Football season may bring enthusiasm to to many sports fans, but it’s also a season of injuries on and off the playing field. According to U.S. Consumer Product Safety Commission, the 2009 football season saw over 1.2 million football-related injuries, which resulted in more than $2.8 billion total medical costs from treatments in hospitals, doctor’s offices, and emergency rooms.

Matthew Matava, MD, team physician for the St. Louis Rams and spokesperson for the STOP Sports Injuries campaign and the American Academy of Orthopaedic Surgeons (AAOS), said in a press statement "Traumatic injuries to the knee and shoulder, as well as concussions, are the most common types of injuries we see on both the professional and youth levels.
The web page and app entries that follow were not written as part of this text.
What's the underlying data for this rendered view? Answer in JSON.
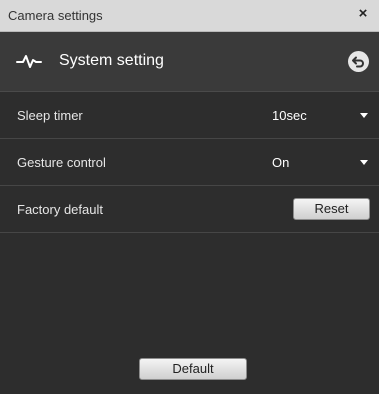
{
  "window": {
    "title": "Camera settings",
    "close_symbol": "×"
  },
  "header": {
    "title": "System setting",
    "icon": "pulse-icon",
    "back_icon": "back-icon"
  },
  "settings": {
    "sleep_timer": {
      "label": "Sleep timer",
      "value": "10sec"
    },
    "gesture_control": {
      "label": "Gesture control",
      "value": "On"
    },
    "factory_default": {
      "label": "Factory default",
      "button": "Reset"
    }
  },
  "footer": {
    "default_button": "Default"
  },
  "colors": {
    "titlebar": "#d9d9d9",
    "header": "#3a3a3a",
    "body": "#2d2d2d",
    "text": "#ffffff"
  }
}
Overuse injuries, especially in the beginning of the season are another big issue with kids pushing themselves too far and too fast without proper conditioning."

The STOP Sports Injuries Campaign was launched in the spring of 2010 by a coalition of leading healthcare organizations, including the American Orthopaedic Society for Sports Medicine (AOSSM), the American Academy of Orthopaedic Surgeons (AAOS), the American Academy of Pediatrics (AAP), National Athletic Trainers’ Association (NATA), National Strength and Conditioning Association, American Medical Society for Sports Medicine, Sports Physical Therapy Section and SAFE Kids USA to expose the growing epidemic of youth sports injuries related to overuse and trauma.  

Because many football injuries can be prevented, the AOSSM and AAOS encourage the following easy strategies for parents, coaches and athletes:

  • Have a pre-season health and wellness evaluation to determine ability to participate

  • Warm-up properly with low-impact exercises like jogging that gradually increase heart rate

  • Consistently incorporate strength training and stretching.  A good stretch involves not going beyond the point of resistance and should be held for 10-12 seconds

  • Hydrate adequately to maintain health and minimize cramps

  • Play multiple positions and/or sports during the off-season to minimize overuse injuries

  • Wear properly fitted protective equipment, such as a helmet, pads, shoes and mouthguard. Do not modify equipment.

  • Tackle with the head up and do not lead with the helmet

  • Cool-down properly to gradually lower heart rate with exercises like light jogging.

  • Don’t play through the pain. Speak with an orthopaedic surgeon who specializes in sports medicine or athletic trainer if you have any concerns about injuries or tips on injury prevention.

For more information on football injury treatment and prevention, visit or

(Source: [removed]Press Release[/removed])